When it became apparent last week that Sen. Jesse Helms (R-N.C.) would soon be chairman of the Senate Agriculture Committee, the sensitive livestock futures market dipped inexplicably.

Some analysts, maybe jesting, maybe not, suggested Helms was the cause. The reasoning: meat demand would fall if he were able to cut back the food stamp program as much as he has threatened to.

Traders may be hyper-reactive to these things, but there is no mistaking Helms' feelings. His rise to the chairmanship in January will mean the $11.8 billion food stamp program is in for some tough sledding.

The program, administered by the Department of Agriculture and overseen by the committee, will be up for renewal next year. Helms already is eyeing the possibility of cutting it in half.

Speaking for Helms, his chief farm adviser, George Dunlop, said, "Four years ago, the food stamp budget was $5.7 billion. Part of the increase is inflation, but we feel the Carter administration has deliberately mismanaged the program to redistribute as much income as possible."

He added, "We need to see what can be done to stop the massive growth and restore it to a nutrition program . . . for now we have the votes and we think we can do it."

Helms wants to reinstitute a requirement that recipients pay for part of their stamps. He supports tighter eligibility rules. He also wants to deduct a child's free school lunch from a family's stamp allotment.

As Helms and the new Republican majority take over the Senate, they will have both the forum and much of the power they need to put the brakes on the social programs that are anathema to the conservative right.

But in areas such as food stamps, for example, there is another reality. Republican forces like Sen. Bob Dole of Kansas, a leading agriculture figure, and Democrats will have to be contended with. Dole has played a role in keeping the wolves from the food stamp door.

"Helms has offered any number of amendments trying to gut the food stamp program," said Carol Tucker Foreman, the assistant secretary of agriculture who shepherds the program. "I think he'll do more as chairman."

Helms has not been available since the election to comment on directions he will take as chairman. But his record and the views of people who watch him give some pretty clear indications.

The first thing to know about Helms, 59, a former newspaper city editor and television broadcaster, is that he comes from a farm state -- a leader in tobacco, peanut, poultry and eggs, pickles, pork and wheat production.

The second thing is that Helms is an archconservative, a darling of the New Right who regularly rails at big government, bureaucracy and federal giveaways.

Yet, since his election in 1972, he has gone right along with the federal support programs that his farm constitutents like and need. He wants to be tough with the Soviet Union, but, like President-elect Reagan, he opposes the Carter administration's grain embargo against the Russians.

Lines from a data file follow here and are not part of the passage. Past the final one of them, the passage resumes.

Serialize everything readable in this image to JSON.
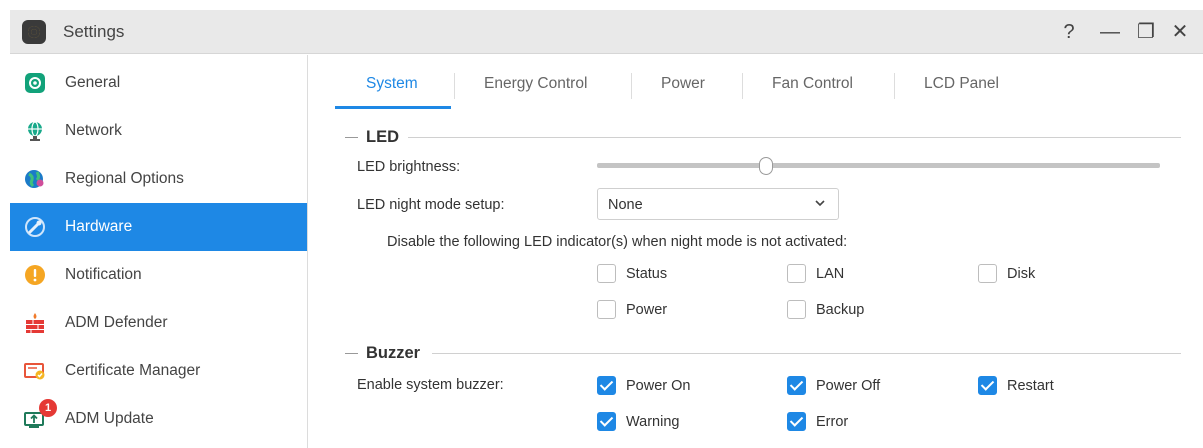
{
  "window": {
    "title": "Settings",
    "help_glyph": "?",
    "minimize_glyph": "—",
    "maximize_glyph": "❐",
    "close_glyph": "✕"
  },
  "sidebar": {
    "items": [
      {
        "label": "General",
        "icon": "general-icon"
      },
      {
        "label": "Network",
        "icon": "network-globe-icon"
      },
      {
        "label": "Regional Options",
        "icon": "regional-globe-icon"
      },
      {
        "label": "Hardware",
        "icon": "hardware-tools-icon",
        "active": true
      },
      {
        "label": "Notification",
        "icon": "warning-circle-icon"
      },
      {
        "label": "ADM Defender",
        "icon": "firewall-icon"
      },
      {
        "label": "Certificate Manager",
        "icon": "certificate-icon"
      },
      {
        "label": "ADM Update",
        "icon": "update-icon",
        "badge": "1"
      }
    ]
  },
  "tabs": [
    {
      "label": "System",
      "active": true
    },
    {
      "label": "Energy Control"
    },
    {
      "label": "Power"
    },
    {
      "label": "Fan Control"
    },
    {
      "label": "LCD Panel"
    }
  ],
  "led": {
    "section_title": "LED",
    "brightness_label": "LED brightness:",
    "brightness_level_fraction": 0.3,
    "night_mode_label": "LED night mode setup:",
    "night_mode_value": "None",
    "indicators_caption": "Disable the following LED indicator(s) when night mode is not activated:",
    "indicators": [
      {
        "label": "Status",
        "checked": false
      },
      {
        "label": "LAN",
        "checked": false
      },
      {
        "label": "Disk",
        "checked": false
      },
      {
        "label": "Power",
        "checked": false
      },
      {
        "label": "Backup",
        "checked": false
      }
    ]
  },
  "buzzer": {
    "section_title": "Buzzer",
    "enable_label": "Enable system buzzer:",
    "options": [
      {
        "label": "Power On",
        "checked": true
      },
      {
        "label": "Power Off",
        "checked": true
      },
      {
        "label": "Restart",
        "checked": true
      },
      {
        "label": "Warning",
        "checked": true
      },
      {
        "label": "Error",
        "checked": true
      }
    ]
  },
  "colors": {
    "accent": "#1e88e5",
    "badge": "#e53935"
  }
}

On the Agriculture Committee, that is par for the course. When it comes to standing up for the farmer, committee liberals and conservatives close ranks and usually act as one.

Helms will take charge of that kind of committee in January. One of its early tasks will be extension of the basic farm commodity legislation, a delicate mix of price supports, reserves, set-asides and crop and disaster insurance, all aimed at shoring up U.S. agriculture.

"That is consensus legislation," said Dunlop, who is likely to become chief of the committee staff and who is part of the Reagan transition task force on agriculture.

"We don't see a lot of change coming in that law," he said, "but we feel there will be an increased emphasis by Congress on farm export growth. Congress was cranking up to do that anyway.

"We support diversity -- large, medium and small farms -- and we want to get the committee looking at some other issues, such as forestry, federal lands, soil and water conservation."

Generally, however, conservative Helms is viewed warmly by the big agribusiness firms and large-scale farmers; coolly, by the smaller farm groups, such as the National Farmers Union, which found him voting "right" on only four of 34 key legislative issues in the 96th Congress.

If slogans and catch phrases mean anything, try this. Jesse Helms gathered fame as a broadcaster in North Carlina, billed as "The Voice of Free Enterprise."